(RECORDS)

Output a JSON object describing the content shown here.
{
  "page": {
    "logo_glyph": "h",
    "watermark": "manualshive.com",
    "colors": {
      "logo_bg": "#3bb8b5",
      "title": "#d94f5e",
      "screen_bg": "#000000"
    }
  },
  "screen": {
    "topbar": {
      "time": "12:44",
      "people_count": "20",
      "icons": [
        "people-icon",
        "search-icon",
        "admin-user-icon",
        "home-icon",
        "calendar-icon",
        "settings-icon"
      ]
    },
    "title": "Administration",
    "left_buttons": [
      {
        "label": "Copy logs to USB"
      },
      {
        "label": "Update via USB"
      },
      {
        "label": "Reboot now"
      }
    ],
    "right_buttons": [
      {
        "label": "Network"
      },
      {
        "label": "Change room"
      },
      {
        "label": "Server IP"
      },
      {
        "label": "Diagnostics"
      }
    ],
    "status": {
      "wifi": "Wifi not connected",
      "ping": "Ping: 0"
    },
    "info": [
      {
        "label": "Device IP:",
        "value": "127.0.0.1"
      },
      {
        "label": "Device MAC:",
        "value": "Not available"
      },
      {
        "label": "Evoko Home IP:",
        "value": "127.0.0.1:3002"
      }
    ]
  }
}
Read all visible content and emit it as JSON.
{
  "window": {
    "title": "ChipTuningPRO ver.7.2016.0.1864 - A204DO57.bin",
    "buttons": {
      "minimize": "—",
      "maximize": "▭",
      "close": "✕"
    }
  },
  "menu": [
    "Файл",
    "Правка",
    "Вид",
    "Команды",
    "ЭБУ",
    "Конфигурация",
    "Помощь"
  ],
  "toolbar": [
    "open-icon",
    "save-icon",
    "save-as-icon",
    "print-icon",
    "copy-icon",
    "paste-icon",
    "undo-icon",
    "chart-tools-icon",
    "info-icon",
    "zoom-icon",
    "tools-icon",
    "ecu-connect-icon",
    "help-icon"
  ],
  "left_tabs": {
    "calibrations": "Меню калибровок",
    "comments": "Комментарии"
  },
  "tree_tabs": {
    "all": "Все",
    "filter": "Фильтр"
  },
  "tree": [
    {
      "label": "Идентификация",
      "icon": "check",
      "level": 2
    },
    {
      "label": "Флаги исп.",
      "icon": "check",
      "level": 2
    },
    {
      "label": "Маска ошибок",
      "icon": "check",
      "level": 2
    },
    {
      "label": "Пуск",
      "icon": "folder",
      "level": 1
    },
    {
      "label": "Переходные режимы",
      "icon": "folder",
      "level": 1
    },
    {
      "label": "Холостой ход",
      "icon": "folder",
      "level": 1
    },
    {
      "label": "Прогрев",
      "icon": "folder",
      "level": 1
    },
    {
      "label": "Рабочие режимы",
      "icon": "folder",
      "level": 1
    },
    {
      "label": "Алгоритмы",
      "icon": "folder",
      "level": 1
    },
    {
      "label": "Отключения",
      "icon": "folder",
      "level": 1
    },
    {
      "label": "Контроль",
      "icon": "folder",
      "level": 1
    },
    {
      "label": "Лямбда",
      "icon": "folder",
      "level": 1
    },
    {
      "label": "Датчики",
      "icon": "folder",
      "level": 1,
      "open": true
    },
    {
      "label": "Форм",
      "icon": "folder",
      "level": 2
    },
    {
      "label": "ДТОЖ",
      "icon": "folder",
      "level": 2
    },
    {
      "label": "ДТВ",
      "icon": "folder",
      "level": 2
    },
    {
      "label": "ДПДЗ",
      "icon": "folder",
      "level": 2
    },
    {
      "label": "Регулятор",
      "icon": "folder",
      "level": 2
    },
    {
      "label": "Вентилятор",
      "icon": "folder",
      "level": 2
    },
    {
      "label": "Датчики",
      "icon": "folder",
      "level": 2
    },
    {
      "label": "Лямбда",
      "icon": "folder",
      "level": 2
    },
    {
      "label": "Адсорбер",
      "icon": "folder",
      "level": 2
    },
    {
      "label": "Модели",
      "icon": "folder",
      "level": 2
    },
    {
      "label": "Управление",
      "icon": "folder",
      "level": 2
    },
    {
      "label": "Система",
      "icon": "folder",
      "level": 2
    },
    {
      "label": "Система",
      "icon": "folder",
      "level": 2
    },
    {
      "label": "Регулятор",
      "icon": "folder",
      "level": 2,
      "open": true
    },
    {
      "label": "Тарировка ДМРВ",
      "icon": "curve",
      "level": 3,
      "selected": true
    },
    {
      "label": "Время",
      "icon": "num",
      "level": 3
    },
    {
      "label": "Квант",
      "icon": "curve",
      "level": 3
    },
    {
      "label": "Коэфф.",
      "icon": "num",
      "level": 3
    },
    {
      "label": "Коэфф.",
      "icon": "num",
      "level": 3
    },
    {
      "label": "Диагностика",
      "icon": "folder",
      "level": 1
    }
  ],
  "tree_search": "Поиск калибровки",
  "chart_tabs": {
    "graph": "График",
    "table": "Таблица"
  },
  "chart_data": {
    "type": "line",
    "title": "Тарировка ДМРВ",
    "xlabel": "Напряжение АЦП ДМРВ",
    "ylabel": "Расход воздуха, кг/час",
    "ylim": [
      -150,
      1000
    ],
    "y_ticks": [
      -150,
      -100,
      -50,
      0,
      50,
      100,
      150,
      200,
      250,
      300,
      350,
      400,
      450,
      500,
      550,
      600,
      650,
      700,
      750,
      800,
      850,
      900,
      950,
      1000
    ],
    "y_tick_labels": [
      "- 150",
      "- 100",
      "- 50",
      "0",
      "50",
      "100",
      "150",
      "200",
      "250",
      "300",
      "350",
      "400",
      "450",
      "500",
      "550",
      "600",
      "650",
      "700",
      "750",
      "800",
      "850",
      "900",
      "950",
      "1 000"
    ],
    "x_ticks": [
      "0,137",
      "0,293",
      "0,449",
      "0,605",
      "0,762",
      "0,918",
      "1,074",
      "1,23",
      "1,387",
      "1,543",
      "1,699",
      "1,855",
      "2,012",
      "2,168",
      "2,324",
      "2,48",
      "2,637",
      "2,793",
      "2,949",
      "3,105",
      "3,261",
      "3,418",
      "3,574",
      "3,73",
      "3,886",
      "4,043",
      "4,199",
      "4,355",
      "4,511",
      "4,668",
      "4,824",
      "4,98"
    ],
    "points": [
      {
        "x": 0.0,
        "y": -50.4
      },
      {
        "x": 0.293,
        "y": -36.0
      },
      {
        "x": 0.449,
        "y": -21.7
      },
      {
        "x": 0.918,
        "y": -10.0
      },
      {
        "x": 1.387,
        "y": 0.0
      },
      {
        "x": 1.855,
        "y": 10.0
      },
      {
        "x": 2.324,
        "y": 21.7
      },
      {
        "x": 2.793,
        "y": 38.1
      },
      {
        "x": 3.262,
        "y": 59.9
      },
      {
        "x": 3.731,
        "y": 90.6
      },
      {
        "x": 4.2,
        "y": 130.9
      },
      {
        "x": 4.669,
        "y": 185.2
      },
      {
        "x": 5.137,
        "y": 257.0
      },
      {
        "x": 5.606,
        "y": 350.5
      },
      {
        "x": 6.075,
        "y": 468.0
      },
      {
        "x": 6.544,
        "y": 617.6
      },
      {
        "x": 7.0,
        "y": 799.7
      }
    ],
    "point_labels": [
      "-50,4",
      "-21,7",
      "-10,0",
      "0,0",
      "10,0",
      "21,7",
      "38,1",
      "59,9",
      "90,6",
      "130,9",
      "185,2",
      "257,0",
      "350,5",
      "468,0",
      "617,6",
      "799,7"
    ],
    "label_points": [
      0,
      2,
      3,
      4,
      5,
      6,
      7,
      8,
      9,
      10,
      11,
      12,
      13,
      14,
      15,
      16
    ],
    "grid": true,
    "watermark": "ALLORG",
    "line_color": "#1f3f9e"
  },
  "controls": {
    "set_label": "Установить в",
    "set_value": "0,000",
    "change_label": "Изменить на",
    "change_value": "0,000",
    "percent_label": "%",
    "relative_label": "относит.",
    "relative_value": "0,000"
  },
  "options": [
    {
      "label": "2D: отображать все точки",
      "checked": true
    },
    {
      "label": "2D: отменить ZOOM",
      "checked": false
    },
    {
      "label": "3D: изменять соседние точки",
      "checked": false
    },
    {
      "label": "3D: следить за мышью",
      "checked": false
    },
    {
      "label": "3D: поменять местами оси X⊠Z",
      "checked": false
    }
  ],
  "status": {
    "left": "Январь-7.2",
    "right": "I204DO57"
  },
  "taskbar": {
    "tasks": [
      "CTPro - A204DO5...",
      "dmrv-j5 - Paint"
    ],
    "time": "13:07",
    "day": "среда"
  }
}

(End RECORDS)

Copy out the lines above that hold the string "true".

RESPONSE TO THE TASK ▸
      "open": true
      "open": true
      "selected": true
    "grid": true,
      "checked": true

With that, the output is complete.